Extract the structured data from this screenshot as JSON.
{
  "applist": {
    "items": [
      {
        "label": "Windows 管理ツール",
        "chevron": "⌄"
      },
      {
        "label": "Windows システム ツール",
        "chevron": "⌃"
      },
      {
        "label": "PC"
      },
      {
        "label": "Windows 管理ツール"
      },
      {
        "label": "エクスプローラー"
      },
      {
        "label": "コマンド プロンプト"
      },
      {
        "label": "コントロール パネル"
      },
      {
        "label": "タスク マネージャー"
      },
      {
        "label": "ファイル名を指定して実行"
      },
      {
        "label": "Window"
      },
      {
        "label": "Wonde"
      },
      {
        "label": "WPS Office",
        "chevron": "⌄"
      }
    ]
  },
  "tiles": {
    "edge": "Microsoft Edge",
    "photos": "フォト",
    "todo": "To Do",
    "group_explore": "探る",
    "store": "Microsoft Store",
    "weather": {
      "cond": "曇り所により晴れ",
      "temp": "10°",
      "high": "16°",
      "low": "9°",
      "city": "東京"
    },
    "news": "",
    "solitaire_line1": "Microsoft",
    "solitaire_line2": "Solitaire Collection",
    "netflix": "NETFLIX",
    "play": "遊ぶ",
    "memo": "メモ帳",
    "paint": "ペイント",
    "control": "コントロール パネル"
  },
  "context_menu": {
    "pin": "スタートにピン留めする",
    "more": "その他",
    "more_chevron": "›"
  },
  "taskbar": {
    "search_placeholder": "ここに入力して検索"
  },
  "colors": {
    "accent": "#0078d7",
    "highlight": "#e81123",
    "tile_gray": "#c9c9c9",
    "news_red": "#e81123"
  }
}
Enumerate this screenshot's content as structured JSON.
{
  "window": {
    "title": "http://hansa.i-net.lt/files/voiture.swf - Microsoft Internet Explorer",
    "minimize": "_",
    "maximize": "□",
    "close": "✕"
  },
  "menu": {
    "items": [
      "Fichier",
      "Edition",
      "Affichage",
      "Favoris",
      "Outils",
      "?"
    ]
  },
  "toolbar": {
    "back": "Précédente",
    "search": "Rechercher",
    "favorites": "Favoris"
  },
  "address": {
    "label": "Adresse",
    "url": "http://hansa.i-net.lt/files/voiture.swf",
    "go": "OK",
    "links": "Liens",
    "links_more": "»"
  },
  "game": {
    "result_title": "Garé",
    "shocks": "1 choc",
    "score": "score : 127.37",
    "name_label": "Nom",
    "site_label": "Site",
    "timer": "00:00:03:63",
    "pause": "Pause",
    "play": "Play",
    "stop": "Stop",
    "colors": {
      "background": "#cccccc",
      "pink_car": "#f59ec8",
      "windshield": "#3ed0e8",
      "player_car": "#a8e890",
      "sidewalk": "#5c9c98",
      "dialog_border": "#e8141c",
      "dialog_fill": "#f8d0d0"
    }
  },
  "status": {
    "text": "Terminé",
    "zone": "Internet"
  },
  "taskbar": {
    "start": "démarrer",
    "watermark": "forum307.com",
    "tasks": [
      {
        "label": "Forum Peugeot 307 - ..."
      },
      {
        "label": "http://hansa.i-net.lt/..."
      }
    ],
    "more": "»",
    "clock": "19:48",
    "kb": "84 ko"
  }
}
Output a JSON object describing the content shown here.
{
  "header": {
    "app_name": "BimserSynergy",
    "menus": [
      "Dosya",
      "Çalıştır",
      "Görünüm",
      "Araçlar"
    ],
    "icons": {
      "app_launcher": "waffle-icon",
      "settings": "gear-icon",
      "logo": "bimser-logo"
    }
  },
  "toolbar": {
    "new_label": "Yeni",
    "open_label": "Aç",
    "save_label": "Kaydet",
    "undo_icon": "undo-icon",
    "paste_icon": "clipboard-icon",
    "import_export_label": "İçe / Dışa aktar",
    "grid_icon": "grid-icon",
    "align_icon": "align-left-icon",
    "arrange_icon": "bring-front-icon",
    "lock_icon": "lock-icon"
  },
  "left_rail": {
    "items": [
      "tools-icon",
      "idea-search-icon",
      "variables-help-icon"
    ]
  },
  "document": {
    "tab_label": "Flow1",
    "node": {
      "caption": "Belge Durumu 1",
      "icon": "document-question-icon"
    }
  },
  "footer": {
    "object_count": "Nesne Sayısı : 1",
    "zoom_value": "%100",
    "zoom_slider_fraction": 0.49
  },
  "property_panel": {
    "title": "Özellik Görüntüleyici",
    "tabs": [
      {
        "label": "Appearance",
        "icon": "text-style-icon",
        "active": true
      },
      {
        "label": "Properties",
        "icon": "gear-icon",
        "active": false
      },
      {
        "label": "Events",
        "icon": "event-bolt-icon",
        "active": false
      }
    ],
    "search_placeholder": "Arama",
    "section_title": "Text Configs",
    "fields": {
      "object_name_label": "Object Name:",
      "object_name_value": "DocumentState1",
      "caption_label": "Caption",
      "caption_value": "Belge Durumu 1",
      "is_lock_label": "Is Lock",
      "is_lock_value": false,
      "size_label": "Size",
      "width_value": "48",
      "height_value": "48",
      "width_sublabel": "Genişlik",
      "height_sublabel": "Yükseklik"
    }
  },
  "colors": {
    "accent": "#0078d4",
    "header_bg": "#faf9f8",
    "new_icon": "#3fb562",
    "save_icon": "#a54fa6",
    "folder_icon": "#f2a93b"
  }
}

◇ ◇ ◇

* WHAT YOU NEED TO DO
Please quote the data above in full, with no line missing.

* WRITTEN RESPONSE
Extract the structured data from this screenshot as JSON.
{
  "applist": {
    "items": [
      {
        "label": "Windows 管理ツール",
        "chevron": "⌄"
      },
      {
        "label": "Windows システム ツール",
        "chevron": "⌃"
      },
      {
        "label": "PC"
      },
      {
        "label": "Windows 管理ツール"
      },
      {
        "label": "エクスプローラー"
      },
      {
        "label": "コマンド プロンプト"
      },
      {
        "label": "コントロール パネル"
      },
      {
        "label": "タスク マネージャー"
      },
      {
        "label": "ファイル名を指定して実行"
      },
      {
        "label": "Window"
      },
      {
        "label": "Wonde"
      },
      {
        "label": "WPS Office",
        "chevron": "⌄"
      }
    ]
  },
  "tiles": {
    "edge": "Microsoft Edge",
    "photos": "フォト",
    "todo": "To Do",
    "group_explore": "探る",
    "store": "Microsoft Store",
    "weather": {
      "cond": "曇り所により晴れ",
      "temp": "10°",
      "high": "16°",
      "low": "9°",
      "city": "東京"
    },
    "news": "",
    "solitaire_line1": "Microsoft",
    "solitaire_line2": "Solitaire Collection",
    "netflix": "NETFLIX",
    "play": "遊ぶ",
    "memo": "メモ帳",
    "paint": "ペイント",
    "control": "コントロール パネル"
  },
  "context_menu": {
    "pin": "スタートにピン留めする",
    "more": "その他",
    "more_chevron": "›"
  },
  "taskbar": {
    "search_placeholder": "ここに入力して検索"
  },
  "colors": {
    "accent": "#0078d7",
    "highlight": "#e81123",
    "tile_gray": "#c9c9c9",
    "news_red": "#e81123"
  }
}
Enumerate this screenshot's content as structured JSON.
{
  "window": {
    "title": "http://hansa.i-net.lt/files/voiture.swf - Microsoft Internet Explorer",
    "minimize": "_",
    "maximize": "□",
    "close": "✕"
  },
  "menu": {
    "items": [
      "Fichier",
      "Edition",
      "Affichage",
      "Favoris",
      "Outils",
      "?"
    ]
  },
  "toolbar": {
    "back": "Précédente",
    "search": "Rechercher",
    "favorites": "Favoris"
  },
  "address": {
    "label": "Adresse",
    "url": "http://hansa.i-net.lt/files/voiture.swf",
    "go": "OK",
    "links": "Liens",
    "links_more": "»"
  },
  "game": {
    "result_title": "Garé",
    "shocks": "1 choc",
    "score": "score : 127.37",
    "name_label": "Nom",
    "site_label": "Site",
    "timer": "00:00:03:63",
    "pause": "Pause",
    "play": "Play",
    "stop": "Stop",
    "colors": {
      "background": "#cccccc",
      "pink_car": "#f59ec8",
      "windshield": "#3ed0e8",
      "player_car": "#a8e890",
      "sidewalk": "#5c9c98",
      "dialog_border": "#e8141c",
      "dialog_fill": "#f8d0d0"
    }
  },
  "status": {
    "text": "Terminé",
    "zone": "Internet"
  },
  "taskbar": {
    "start": "démarrer",
    "watermark": "forum307.com",
    "tasks": [
      {
        "label": "Forum Peugeot 307 - ..."
      },
      {
        "label": "http://hansa.i-net.lt/..."
      }
    ],
    "more": "»",
    "clock": "19:48",
    "kb": "84 ko"
  }
}
Output a JSON object describing the content shown here.
{
  "header": {
    "app_name": "BimserSynergy",
    "menus": [
      "Dosya",
      "Çalıştır",
      "Görünüm",
      "Araçlar"
    ],
    "icons": {
      "app_launcher": "waffle-icon",
      "settings": "gear-icon",
      "logo": "bimser-logo"
    }
  },
  "toolbar": {
    "new_label": "Yeni",
    "open_label": "Aç",
    "save_label": "Kaydet",
    "undo_icon": "undo-icon",
    "paste_icon": "clipboard-icon",
    "import_export_label": "İçe / Dışa aktar",
    "grid_icon": "grid-icon",
    "align_icon": "align-left-icon",
    "arrange_icon": "bring-front-icon",
    "lock_icon": "lock-icon"
  },
  "left_rail": {
    "items": [
      "tools-icon",
      "idea-search-icon",
      "variables-help-icon"
    ]
  },
  "document": {
    "tab_label": "Flow1",
    "node": {
      "caption": "Belge Durumu 1",
      "icon": "document-question-icon"
    }
  },
  "footer": {
    "object_count": "Nesne Sayısı : 1",
    "zoom_value": "%100",
    "zoom_slider_fraction": 0.49
  },
  "property_panel": {
    "title": "Özellik Görüntüleyici",
    "tabs": [
      {
        "label": "Appearance",
        "icon": "text-style-icon",
        "active": true
      },
      {
        "label": "Properties",
        "icon": "gear-icon",
        "active": false
      },
      {
        "label": "Events",
        "icon": "event-bolt-icon",
        "active": false
      }
    ],
    "search_placeholder": "Arama",
    "section_title": "Text Configs",
    "fields": {
      "object_name_label": "Object Name:",
      "object_name_value": "DocumentState1",
      "caption_label": "Caption",
      "caption_value": "Belge Durumu 1",
      "is_lock_label": "Is Lock",
      "is_lock_value": false,
      "size_label": "Size",
      "width_value": "48",
      "height_value": "48",
      "width_sublabel": "Genişlik",
      "height_sublabel": "Yükseklik"
    }
  },
  "colors": {
    "accent": "#0078d4",
    "header_bg": "#faf9f8",
    "new_icon": "#3fb562",
    "save_icon": "#a54fa6",
    "folder_icon": "#f2a93b"
  }
}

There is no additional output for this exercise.